Task objective: Lines of the data that contain the word "创建一个新文件夹" are the ones to copy.

Extracted data:

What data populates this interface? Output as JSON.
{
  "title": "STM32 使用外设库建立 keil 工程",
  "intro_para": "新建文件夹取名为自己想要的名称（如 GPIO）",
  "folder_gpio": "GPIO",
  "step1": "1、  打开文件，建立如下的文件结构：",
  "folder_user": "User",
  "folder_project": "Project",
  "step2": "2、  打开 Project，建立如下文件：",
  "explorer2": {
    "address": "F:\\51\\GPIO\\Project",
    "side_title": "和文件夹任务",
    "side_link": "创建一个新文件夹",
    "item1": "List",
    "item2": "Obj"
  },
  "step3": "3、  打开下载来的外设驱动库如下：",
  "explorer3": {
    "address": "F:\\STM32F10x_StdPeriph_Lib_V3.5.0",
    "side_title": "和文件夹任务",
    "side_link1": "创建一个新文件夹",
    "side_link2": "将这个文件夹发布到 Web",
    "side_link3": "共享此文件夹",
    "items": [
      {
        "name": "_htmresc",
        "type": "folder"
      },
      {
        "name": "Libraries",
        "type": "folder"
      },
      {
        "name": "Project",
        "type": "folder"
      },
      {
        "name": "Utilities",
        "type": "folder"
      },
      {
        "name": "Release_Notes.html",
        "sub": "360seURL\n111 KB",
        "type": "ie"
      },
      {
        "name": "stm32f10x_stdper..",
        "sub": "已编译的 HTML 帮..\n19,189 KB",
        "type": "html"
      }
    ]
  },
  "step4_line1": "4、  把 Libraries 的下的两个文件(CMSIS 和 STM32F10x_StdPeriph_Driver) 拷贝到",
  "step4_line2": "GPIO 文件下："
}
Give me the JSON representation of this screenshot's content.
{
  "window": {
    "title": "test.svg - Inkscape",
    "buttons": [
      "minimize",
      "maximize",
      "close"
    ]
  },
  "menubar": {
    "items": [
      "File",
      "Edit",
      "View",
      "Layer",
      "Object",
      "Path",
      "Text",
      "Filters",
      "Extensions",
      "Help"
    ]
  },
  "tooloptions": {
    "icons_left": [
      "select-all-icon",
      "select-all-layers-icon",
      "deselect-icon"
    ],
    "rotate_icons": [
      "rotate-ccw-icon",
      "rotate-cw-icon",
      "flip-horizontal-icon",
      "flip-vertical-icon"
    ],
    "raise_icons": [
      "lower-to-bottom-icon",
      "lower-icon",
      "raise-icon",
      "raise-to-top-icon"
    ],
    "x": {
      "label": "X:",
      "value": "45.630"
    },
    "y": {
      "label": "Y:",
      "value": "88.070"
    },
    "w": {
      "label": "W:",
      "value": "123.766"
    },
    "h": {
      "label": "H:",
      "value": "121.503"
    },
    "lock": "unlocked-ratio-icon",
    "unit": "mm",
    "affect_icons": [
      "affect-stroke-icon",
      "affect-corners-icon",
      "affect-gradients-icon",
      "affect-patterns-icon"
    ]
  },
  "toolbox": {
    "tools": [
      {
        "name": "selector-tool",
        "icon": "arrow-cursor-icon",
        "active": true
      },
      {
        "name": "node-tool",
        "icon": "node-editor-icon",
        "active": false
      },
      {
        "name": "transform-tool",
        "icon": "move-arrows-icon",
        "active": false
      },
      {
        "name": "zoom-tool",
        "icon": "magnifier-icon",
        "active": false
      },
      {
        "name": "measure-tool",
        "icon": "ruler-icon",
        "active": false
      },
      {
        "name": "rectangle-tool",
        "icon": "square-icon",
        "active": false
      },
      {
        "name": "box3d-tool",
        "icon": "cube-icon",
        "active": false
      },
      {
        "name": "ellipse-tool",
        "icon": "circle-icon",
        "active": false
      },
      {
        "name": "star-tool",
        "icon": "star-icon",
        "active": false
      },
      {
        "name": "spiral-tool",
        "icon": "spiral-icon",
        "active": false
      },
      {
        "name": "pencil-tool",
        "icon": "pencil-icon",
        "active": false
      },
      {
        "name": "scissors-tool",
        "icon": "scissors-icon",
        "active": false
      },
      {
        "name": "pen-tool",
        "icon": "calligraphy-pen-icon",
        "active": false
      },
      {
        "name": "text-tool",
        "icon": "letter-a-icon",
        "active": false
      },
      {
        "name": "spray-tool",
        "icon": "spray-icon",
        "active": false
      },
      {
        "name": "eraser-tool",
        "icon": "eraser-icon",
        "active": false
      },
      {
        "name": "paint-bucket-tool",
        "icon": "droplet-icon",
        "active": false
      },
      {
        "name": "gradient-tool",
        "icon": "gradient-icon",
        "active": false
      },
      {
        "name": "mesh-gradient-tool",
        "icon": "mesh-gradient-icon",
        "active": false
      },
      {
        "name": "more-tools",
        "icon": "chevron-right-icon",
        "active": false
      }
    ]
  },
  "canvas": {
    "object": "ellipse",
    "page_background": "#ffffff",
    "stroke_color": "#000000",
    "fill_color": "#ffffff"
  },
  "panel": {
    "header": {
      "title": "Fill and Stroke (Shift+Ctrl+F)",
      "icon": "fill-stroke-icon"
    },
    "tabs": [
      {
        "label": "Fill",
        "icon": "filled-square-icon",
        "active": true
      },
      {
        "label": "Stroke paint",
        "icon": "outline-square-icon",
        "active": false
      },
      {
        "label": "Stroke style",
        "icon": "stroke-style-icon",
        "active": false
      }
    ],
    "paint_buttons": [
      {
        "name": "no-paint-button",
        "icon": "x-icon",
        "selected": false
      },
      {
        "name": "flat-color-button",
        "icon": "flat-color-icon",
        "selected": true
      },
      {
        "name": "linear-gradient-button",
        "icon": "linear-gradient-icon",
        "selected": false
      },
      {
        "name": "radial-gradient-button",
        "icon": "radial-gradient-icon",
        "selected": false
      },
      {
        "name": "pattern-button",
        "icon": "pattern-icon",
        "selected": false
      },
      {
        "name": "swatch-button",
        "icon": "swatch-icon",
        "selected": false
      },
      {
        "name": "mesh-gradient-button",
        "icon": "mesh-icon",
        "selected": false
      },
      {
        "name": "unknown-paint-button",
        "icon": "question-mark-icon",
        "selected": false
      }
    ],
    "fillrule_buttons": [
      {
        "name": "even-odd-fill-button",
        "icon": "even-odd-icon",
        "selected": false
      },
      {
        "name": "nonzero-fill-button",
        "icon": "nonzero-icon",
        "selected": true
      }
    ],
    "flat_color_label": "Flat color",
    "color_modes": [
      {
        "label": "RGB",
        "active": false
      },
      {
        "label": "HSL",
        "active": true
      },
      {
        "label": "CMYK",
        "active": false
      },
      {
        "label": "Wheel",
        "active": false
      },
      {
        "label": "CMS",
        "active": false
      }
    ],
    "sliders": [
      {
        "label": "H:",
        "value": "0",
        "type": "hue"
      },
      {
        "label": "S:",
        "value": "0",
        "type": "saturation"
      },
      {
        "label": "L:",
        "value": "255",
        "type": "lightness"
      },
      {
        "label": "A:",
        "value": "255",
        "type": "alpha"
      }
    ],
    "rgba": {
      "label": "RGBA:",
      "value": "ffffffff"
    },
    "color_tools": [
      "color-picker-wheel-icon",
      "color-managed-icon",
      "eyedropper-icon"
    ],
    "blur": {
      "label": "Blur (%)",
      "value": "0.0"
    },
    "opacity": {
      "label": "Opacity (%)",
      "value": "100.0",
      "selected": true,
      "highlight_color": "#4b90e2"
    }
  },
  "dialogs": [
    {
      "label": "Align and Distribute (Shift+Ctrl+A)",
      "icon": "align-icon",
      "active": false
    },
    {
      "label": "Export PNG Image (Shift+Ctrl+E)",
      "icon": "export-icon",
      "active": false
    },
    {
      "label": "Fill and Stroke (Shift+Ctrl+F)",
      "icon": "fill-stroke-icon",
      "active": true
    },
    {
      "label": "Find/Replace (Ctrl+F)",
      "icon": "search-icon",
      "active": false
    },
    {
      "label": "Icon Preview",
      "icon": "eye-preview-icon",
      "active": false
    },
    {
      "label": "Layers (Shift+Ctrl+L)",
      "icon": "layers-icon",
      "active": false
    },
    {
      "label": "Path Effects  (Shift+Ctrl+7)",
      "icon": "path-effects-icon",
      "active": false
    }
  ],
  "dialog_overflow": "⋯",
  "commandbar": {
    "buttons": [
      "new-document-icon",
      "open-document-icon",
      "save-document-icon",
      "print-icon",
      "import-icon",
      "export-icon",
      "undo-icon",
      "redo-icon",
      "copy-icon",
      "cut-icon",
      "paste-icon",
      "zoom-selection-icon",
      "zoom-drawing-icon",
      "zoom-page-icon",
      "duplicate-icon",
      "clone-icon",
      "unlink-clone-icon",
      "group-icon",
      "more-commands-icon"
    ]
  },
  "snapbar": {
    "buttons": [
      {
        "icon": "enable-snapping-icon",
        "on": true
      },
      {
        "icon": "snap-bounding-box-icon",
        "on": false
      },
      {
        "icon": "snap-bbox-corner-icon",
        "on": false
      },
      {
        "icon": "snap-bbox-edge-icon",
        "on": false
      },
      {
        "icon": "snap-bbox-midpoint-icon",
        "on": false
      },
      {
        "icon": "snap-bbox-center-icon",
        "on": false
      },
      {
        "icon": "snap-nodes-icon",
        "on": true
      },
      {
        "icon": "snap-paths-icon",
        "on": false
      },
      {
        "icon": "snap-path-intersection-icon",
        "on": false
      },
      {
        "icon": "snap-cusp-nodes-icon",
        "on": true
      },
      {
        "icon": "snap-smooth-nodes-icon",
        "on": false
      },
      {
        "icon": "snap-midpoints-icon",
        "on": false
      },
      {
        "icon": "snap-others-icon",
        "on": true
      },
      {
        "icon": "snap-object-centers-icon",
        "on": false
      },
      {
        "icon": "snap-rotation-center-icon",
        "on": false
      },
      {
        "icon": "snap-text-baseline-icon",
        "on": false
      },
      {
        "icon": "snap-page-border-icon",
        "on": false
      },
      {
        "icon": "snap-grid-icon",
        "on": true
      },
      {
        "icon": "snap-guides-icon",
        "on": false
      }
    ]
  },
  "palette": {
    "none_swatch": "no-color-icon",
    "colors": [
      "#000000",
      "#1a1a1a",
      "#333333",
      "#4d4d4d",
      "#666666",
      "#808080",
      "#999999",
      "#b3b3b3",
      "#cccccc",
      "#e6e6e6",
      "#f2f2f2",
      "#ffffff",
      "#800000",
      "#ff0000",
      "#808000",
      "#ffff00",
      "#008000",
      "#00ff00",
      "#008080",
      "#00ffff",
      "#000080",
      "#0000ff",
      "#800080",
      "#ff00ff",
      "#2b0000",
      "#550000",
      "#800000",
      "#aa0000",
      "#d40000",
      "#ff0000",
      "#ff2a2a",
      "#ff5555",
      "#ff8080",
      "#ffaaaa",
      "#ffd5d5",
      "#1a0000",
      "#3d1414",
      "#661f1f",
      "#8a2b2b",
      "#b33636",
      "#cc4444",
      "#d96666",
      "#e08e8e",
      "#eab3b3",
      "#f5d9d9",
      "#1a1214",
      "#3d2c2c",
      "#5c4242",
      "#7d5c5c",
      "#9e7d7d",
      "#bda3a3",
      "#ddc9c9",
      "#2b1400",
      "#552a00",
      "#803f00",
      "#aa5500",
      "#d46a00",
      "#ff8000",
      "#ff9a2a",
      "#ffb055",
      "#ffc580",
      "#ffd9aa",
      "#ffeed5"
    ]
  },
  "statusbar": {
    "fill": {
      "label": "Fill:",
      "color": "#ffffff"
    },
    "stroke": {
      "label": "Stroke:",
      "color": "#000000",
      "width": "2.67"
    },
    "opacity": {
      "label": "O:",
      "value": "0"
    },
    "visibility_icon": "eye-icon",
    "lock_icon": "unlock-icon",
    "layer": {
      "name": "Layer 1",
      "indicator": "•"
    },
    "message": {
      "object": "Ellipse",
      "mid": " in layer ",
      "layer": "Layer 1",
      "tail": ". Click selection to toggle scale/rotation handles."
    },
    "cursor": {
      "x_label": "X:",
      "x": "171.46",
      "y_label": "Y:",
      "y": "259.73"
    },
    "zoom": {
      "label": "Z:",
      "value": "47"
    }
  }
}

Exercise answer:
    "side_link": "创建一个新文件夹",
    "side_link1": "创建一个新文件夹",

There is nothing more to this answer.